Opening a new novel by Polly Horvath is a bit like going on an adventure—on each page something new and unexpected unfolds. And that’s part of the reason Horvath is one of the literary stars in the universe of children’s literature. The author of the National Book Award-winning The Canning Season (2003), Horvath also received a Newbery Honor for Everything on a Waffle (2001), while The Trolls (1999) was a National Book Award finalist. Horvath’s books have often been chosen as Best Books of the Year and Editors’ Choices, along with several other honors.
Horvath makes her home on Vancouver Island in British Columbia with her husband and two daughters. While her creative process includes a daily writing schedule, along with long walks in the rainforest and on nearby beaches, the inspiration for her recent books about the Fielding family came to her in an unusual place: the bathtub.
“I was reading a Country Living magazine in the tub,” Horvath explains with a laugh, “and an article by the poet Mary Oliver sucked me in. It led me to read her poems and some of her essays in which she talks about being a poor poet. And so the character of Jane’s mother, Felicity [also a poor poet], took off before Jane did.”
Jane Fielding is the eldest daughter in a quirky family that includes sister Maya and two little brothers, Max and Hershel. Jane’s mother comes into strong focus in the first book, My One Hundred Adventures, set during Jane’s 12th summer at the family’s home on a beach in Massachusetts.
But it is Jane’s relationship with her recently acquired stepfather, Ned, which Horvath explores more fully in her new novel, Northward to the Moon. As Jane sees it, she and Ned “have our own subset built on the understanding of adventures and the lure of outlaw life.”
“Writing is kind of interesting,” muses the author, who doesn’t outline her award-winning books, but rather discovers the story along with her characters. “The character that surfaced in this book was Ned.”

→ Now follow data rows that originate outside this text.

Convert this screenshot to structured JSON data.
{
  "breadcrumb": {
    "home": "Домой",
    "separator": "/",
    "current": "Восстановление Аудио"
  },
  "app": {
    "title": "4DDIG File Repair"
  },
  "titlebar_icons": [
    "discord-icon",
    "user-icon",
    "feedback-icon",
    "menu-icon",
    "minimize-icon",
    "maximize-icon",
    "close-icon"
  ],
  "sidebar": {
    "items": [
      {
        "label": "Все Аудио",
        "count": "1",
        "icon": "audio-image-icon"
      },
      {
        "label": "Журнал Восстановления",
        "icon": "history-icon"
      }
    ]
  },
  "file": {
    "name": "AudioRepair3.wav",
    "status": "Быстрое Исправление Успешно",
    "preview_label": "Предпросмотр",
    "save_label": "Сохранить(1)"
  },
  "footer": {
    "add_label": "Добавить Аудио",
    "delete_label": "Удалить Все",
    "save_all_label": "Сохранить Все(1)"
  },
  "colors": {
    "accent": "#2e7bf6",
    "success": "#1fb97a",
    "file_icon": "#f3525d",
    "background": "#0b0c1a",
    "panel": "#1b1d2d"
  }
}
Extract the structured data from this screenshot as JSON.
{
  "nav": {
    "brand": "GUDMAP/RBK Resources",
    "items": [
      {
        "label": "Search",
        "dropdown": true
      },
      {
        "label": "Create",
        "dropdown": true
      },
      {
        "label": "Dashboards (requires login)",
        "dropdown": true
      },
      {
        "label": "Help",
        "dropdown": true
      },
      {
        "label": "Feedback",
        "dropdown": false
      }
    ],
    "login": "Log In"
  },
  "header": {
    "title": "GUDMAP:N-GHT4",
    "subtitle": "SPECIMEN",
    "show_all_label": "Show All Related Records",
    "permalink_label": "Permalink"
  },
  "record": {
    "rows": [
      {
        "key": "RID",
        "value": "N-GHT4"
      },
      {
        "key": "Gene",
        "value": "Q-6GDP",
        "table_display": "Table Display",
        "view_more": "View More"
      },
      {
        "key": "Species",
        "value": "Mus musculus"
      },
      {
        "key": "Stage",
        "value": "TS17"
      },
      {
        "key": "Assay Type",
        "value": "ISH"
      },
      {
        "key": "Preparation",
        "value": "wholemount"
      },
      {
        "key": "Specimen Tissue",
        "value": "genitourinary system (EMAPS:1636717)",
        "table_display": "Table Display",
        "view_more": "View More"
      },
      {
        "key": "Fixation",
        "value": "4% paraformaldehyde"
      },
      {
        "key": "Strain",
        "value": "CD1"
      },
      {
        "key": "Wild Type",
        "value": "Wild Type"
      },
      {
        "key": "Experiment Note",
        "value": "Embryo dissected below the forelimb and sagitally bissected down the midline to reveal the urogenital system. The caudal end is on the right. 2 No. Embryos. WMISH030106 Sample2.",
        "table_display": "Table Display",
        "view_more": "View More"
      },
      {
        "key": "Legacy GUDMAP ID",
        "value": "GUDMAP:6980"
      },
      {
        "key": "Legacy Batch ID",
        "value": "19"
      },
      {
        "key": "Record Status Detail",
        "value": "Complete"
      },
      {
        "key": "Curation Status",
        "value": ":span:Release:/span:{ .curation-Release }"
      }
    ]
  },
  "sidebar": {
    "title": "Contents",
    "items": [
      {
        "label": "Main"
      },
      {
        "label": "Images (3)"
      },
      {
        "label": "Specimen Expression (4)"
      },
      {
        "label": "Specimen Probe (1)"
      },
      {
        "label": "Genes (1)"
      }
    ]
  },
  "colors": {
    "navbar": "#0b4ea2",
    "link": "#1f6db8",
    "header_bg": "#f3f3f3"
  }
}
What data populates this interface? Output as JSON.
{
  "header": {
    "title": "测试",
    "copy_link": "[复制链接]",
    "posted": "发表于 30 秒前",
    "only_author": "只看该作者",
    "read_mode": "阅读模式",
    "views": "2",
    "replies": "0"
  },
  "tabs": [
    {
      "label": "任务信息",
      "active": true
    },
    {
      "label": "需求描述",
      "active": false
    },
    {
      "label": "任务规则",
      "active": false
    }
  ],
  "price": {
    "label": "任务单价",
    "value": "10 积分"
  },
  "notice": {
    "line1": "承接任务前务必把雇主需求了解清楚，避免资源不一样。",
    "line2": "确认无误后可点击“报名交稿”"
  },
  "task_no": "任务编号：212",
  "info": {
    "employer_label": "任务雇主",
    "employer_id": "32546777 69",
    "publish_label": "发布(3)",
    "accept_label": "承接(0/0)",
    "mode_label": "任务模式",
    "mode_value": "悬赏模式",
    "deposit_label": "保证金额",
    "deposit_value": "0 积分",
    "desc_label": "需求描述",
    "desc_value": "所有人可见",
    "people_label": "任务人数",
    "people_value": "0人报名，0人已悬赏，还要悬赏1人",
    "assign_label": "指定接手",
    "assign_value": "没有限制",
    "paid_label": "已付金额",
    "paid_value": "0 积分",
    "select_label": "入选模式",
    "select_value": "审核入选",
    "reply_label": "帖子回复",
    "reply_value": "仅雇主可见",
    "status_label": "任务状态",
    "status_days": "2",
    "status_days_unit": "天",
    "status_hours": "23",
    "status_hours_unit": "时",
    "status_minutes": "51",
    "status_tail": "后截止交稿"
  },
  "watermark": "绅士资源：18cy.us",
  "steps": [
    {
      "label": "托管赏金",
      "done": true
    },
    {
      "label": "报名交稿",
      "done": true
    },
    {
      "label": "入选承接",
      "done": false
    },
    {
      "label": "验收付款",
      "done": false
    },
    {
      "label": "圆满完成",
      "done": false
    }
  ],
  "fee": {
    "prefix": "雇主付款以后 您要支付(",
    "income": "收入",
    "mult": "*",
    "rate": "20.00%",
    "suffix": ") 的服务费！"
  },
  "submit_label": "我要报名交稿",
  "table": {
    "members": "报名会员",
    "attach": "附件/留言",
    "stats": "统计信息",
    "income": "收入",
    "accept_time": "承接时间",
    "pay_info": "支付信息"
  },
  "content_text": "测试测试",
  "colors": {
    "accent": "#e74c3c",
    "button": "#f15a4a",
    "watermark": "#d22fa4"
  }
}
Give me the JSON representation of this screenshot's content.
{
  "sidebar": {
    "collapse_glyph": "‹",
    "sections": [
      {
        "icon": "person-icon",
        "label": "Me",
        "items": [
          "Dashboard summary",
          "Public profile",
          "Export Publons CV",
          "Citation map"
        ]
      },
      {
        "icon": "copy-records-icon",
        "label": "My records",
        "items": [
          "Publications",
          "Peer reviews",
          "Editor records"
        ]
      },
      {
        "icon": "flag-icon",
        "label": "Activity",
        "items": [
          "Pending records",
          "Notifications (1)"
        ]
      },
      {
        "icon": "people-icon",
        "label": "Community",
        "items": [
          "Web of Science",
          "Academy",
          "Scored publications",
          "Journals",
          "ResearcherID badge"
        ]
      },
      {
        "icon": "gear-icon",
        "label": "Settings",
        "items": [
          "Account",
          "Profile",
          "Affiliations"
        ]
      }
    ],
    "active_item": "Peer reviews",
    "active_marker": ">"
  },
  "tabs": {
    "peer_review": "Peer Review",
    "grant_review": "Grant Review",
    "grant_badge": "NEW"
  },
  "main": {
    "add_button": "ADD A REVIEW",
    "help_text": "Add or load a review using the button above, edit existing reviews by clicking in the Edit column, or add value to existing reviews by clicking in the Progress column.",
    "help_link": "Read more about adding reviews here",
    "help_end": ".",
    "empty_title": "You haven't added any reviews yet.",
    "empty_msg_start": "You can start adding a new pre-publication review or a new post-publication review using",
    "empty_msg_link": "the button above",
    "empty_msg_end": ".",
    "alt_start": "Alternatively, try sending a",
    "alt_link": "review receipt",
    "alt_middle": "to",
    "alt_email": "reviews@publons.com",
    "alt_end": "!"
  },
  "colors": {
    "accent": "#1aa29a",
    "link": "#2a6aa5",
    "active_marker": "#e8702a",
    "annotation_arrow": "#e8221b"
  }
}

As Northward to the Moon begins, the family has lived in Saskatchewan almost a year. But things are about to change. Ned has just been fired from his job teaching French at the local school. The reason? Well, he doesn’t speak French.
Ned has been a wanderer almost all his life. When he gets a call about a dying friend from his past, he proposes that the family travel across country to visit her. Jane is delighted by this turn of events. “Finally, I think, an adventure. Ned had promised me nothing but adventures when we got to Canada, but this is the first whiff I’ve caught of them.”
They set off on a journey that, after some twists and turns, eventually lands them on a ranch in Nevada, with Ned’s aging mother, Dorothy. And it is here that the real journeys actually begin.
Northward to the Moon is a story about families that sometimes work well—and sometimes don’t. It’s also a book that explores the challenges different generations face. At Dorothy’s Nevada ranch, Jane develops a crush on a ranch hand, and her little sister Maya forms a deep bond with her step-grandmother. Ned and his siblings, and Dorothy herself, must grapple with difficult life decisions after Dorothy suffers a broken hip in a riding accident.
When things come to a head at dinner one night, Dorothy bursts out, “I’ll admit I may have to move somewhere where someone will assist me . . . but I don’t have to put up with you all planning it behind my back like I’m senile. . . . Sometimes I wish I’d had gerbils instead when the mothering instinct came over me.”
“What mothering instinct?” whispers one of her daughters.
Horvath believes the family issues in Northward to the Moon will be very familiar to children today. “Especially as people are living a lot longer, dealing with aging grandparents is a part of children’s lives,” she says.
Will there be another book about Jane Fielding’s adventures? Horvath, who has been writing since she was eight, is definitely planning on it.
“I began wanting to do to nine books about a character, from childhood to 90s. The voice that came to me was that of a 91-year-old lady looking back on her life, and I’m intrigued by the idea of taking someone through a life.”
Based on the first two books about Jane Fielding, readers will have a lot to look forward to from this original and talented writer in the years ahead.
In the meantime, Horvath is embarking on her own adventures this spring: a national book tour to meet her readers in person.
Deborah Hopkinson’s latest book is The Humblebee Hunter, inspired by the life of Charles Darwin.